**EXERCISE GOAL:** Locate each line with the string "data" in the listing below and copy it.
####
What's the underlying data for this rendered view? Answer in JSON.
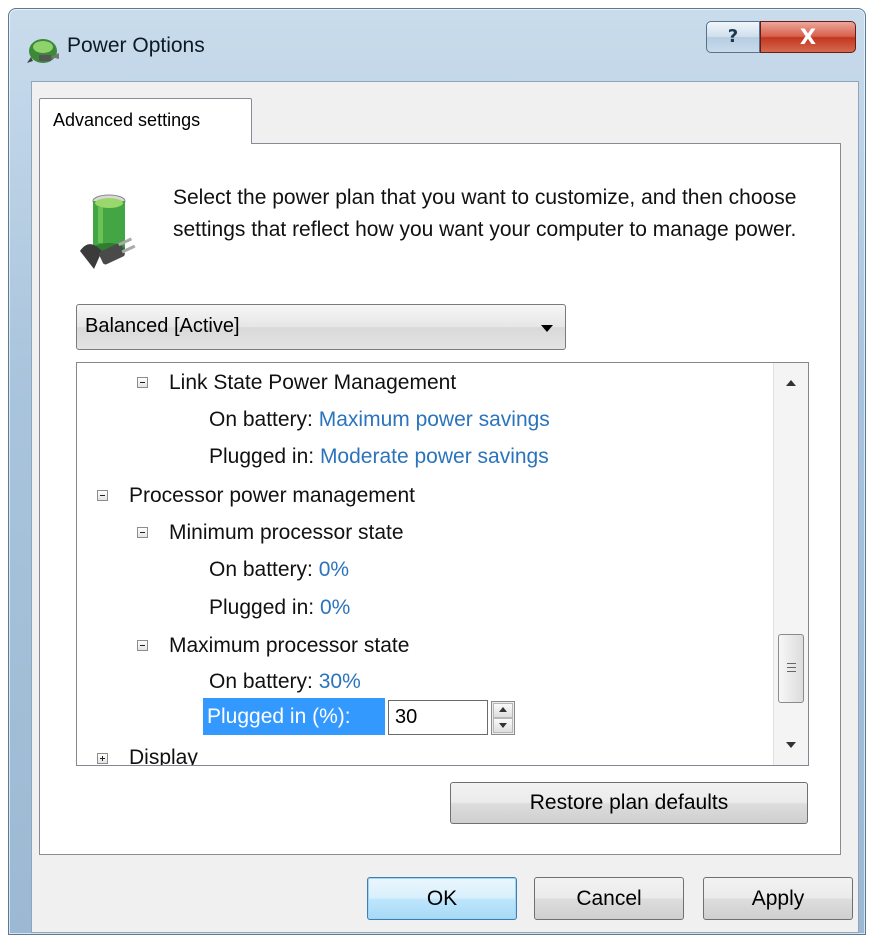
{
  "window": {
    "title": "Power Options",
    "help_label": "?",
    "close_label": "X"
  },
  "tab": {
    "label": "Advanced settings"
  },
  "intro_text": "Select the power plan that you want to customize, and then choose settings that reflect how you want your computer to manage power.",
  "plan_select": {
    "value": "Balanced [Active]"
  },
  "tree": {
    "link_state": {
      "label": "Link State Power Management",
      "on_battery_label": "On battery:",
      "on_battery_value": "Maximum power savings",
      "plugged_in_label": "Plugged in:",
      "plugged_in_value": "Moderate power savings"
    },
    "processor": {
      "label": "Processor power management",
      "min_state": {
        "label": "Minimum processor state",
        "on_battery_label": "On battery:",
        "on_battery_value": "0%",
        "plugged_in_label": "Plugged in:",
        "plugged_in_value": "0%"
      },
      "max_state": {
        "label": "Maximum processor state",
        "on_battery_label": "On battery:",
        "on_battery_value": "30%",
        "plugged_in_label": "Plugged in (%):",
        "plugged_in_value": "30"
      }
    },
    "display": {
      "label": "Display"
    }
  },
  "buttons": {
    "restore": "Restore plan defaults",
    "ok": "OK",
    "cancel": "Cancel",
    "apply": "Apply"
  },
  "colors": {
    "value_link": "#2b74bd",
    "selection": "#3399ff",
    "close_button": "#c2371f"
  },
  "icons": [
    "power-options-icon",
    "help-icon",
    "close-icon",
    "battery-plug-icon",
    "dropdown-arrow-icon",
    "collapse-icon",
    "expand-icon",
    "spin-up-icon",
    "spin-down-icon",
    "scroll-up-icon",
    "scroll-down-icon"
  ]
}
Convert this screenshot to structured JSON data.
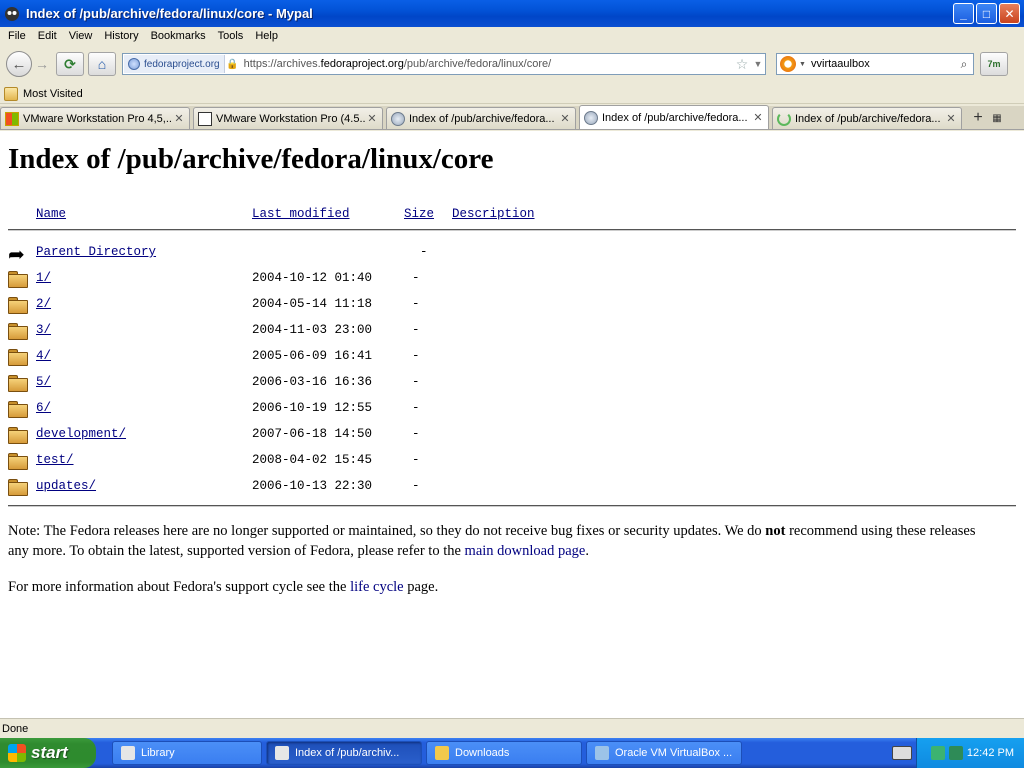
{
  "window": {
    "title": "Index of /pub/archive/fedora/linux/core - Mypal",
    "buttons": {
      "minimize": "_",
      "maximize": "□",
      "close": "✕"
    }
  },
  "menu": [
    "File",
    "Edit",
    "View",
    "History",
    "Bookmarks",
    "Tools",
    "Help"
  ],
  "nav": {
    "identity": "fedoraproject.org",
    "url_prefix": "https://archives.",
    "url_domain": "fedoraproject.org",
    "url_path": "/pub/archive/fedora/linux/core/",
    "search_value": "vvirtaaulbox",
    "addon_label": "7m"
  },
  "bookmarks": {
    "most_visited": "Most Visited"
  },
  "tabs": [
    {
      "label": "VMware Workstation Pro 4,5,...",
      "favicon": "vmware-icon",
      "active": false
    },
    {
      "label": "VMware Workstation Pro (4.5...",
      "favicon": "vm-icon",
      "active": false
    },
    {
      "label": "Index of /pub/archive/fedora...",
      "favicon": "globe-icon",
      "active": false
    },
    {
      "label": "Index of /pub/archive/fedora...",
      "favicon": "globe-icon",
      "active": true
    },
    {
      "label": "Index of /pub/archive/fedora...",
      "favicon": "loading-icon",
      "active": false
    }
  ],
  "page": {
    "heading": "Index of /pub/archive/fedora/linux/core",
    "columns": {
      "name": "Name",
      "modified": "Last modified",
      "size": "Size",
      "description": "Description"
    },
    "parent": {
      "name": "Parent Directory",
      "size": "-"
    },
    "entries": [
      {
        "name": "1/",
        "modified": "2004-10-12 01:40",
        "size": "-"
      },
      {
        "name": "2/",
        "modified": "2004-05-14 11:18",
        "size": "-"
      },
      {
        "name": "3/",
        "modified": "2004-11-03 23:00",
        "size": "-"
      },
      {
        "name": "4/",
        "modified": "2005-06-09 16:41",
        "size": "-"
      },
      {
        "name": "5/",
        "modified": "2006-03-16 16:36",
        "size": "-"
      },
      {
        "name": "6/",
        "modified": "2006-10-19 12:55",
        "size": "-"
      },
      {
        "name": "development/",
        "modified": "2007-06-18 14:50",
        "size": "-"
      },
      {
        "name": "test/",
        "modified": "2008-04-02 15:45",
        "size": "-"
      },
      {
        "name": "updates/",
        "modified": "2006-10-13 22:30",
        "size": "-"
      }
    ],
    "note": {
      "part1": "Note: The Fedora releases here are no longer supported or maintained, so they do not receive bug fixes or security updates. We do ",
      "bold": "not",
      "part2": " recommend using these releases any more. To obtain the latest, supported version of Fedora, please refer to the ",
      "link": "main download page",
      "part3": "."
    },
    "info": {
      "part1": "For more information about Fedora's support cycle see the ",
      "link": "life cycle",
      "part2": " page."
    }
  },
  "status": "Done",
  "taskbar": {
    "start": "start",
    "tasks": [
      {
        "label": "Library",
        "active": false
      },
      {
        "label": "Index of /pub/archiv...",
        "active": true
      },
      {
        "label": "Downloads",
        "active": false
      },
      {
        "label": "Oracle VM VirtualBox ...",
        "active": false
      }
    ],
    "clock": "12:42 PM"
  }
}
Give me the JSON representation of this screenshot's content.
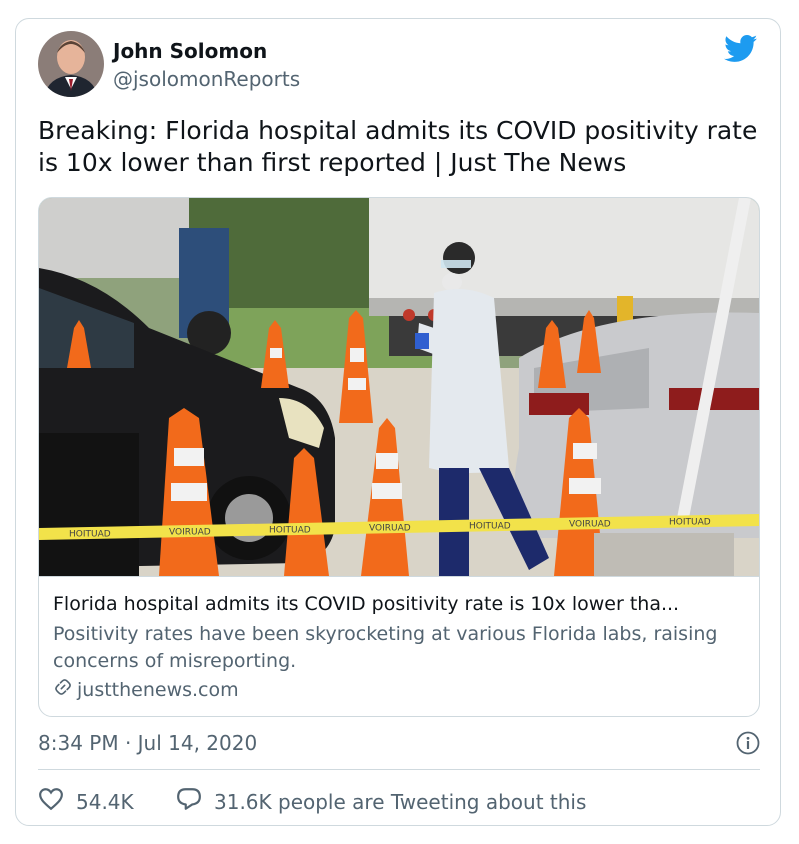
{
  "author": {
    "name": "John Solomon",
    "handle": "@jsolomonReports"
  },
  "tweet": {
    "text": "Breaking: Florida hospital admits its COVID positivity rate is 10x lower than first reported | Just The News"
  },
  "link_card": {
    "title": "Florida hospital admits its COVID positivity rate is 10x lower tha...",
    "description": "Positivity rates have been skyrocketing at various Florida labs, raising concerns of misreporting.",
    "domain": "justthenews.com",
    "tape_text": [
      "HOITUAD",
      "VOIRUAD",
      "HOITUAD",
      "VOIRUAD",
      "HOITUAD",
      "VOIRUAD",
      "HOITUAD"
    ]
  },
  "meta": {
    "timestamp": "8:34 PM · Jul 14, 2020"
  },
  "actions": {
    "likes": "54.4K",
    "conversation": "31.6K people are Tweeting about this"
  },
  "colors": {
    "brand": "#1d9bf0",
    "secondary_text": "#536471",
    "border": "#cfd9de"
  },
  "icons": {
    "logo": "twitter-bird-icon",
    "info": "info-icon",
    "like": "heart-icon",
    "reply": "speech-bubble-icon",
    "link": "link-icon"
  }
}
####
**RESULT:**
What's the underlying data for this rendered view? Answer in JSON.
Convert this screenshot to structured JSON data.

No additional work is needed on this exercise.